SOURCE DATA:
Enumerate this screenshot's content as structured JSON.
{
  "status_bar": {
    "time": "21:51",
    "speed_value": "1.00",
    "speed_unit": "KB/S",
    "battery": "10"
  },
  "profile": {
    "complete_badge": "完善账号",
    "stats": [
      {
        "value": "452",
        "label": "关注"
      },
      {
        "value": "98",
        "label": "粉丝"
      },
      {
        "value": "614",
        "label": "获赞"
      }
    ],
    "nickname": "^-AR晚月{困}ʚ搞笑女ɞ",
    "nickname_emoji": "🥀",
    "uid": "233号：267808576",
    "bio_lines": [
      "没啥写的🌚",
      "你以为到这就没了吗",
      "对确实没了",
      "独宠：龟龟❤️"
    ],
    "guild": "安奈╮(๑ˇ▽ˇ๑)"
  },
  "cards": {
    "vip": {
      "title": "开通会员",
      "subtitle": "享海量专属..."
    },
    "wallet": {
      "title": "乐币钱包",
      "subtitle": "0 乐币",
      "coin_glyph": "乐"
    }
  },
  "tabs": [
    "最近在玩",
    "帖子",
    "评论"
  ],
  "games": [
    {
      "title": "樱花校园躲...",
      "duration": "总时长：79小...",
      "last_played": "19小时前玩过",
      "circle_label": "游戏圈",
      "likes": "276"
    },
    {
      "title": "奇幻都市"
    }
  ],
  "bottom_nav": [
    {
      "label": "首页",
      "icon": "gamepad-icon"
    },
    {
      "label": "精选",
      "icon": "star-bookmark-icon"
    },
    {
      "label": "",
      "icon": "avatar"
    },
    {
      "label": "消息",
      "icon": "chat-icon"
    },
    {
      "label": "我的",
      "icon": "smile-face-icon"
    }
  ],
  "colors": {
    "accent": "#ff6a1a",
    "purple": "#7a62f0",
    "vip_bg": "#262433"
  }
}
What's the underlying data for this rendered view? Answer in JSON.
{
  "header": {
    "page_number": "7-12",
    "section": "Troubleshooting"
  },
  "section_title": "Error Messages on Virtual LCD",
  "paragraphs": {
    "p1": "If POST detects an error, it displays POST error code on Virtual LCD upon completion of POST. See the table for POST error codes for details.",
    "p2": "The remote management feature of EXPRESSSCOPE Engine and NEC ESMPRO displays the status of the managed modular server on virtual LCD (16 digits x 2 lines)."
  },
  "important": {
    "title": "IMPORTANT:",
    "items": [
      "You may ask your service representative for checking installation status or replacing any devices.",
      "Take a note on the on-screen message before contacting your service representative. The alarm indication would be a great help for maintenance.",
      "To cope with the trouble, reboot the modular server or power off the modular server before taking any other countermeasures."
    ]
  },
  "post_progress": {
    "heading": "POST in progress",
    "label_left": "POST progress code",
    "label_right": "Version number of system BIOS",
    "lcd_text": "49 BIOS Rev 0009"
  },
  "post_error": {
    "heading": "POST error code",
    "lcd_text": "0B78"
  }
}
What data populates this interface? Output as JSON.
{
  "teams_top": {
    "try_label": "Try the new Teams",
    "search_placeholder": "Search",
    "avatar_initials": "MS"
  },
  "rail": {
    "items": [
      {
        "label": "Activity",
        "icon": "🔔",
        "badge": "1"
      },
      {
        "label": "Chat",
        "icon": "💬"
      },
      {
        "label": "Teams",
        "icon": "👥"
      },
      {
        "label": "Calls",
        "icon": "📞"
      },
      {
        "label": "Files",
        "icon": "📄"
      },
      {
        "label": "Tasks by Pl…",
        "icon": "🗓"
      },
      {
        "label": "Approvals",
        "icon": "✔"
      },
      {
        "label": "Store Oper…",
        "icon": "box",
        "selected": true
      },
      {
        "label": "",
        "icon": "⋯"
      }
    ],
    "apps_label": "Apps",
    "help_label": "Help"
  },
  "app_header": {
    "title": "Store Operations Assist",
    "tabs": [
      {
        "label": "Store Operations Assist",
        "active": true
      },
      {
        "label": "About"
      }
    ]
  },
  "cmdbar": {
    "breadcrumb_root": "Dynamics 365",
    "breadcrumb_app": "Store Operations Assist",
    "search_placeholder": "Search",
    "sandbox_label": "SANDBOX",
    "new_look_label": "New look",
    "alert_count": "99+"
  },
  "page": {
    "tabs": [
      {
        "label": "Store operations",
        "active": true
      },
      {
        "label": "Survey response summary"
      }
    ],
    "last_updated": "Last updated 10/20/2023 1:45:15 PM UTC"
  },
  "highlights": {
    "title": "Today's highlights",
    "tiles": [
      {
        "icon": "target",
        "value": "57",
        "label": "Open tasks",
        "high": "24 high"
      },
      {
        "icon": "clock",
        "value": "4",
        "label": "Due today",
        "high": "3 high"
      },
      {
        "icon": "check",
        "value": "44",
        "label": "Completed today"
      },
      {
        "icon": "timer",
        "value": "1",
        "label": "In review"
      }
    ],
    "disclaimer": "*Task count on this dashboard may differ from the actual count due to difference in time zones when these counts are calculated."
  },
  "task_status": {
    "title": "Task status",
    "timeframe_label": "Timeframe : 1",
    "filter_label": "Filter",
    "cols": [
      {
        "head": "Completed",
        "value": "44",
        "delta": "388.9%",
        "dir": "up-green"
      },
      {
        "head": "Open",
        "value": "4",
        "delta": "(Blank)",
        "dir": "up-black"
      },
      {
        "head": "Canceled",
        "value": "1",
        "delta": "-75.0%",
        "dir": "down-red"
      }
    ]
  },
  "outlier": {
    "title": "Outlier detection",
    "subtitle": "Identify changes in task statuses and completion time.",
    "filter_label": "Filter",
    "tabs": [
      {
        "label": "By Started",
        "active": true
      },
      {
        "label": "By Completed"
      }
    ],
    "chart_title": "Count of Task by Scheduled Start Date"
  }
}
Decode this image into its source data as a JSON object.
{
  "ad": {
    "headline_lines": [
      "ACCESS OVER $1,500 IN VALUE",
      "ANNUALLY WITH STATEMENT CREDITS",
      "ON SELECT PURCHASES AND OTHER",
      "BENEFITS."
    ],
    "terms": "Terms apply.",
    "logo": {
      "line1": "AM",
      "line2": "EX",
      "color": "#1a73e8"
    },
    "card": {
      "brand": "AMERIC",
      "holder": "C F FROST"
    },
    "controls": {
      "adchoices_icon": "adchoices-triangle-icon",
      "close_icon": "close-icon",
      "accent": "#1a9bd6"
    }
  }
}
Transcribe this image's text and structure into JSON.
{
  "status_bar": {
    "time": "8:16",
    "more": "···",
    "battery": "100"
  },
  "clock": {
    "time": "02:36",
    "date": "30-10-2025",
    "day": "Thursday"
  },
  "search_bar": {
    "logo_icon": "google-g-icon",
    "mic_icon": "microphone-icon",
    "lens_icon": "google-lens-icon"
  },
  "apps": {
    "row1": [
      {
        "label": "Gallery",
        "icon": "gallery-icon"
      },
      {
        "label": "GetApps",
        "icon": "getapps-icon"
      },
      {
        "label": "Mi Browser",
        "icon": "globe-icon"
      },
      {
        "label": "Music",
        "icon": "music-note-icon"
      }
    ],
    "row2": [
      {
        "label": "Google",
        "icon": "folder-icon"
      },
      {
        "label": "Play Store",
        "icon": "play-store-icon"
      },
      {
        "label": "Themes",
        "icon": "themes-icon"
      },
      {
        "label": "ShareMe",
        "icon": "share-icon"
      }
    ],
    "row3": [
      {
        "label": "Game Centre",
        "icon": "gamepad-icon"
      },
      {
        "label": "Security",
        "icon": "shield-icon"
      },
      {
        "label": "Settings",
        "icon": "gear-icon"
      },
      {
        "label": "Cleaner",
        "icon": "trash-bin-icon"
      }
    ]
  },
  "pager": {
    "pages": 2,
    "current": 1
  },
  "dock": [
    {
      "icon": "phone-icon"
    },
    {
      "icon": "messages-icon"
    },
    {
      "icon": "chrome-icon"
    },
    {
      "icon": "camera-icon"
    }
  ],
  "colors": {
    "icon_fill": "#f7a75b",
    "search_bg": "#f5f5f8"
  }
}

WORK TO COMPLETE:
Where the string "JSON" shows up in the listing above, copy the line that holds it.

SOLUTION TO THIS EXERCISE:
Enumerate this screenshot's content as structured JSON.
What's the underlying data for this rendered view? Answer in JSON.
What data populates this interface? Output as JSON.
Decode this image into its source data as a JSON object.
Transcribe this image's text and structure into JSON.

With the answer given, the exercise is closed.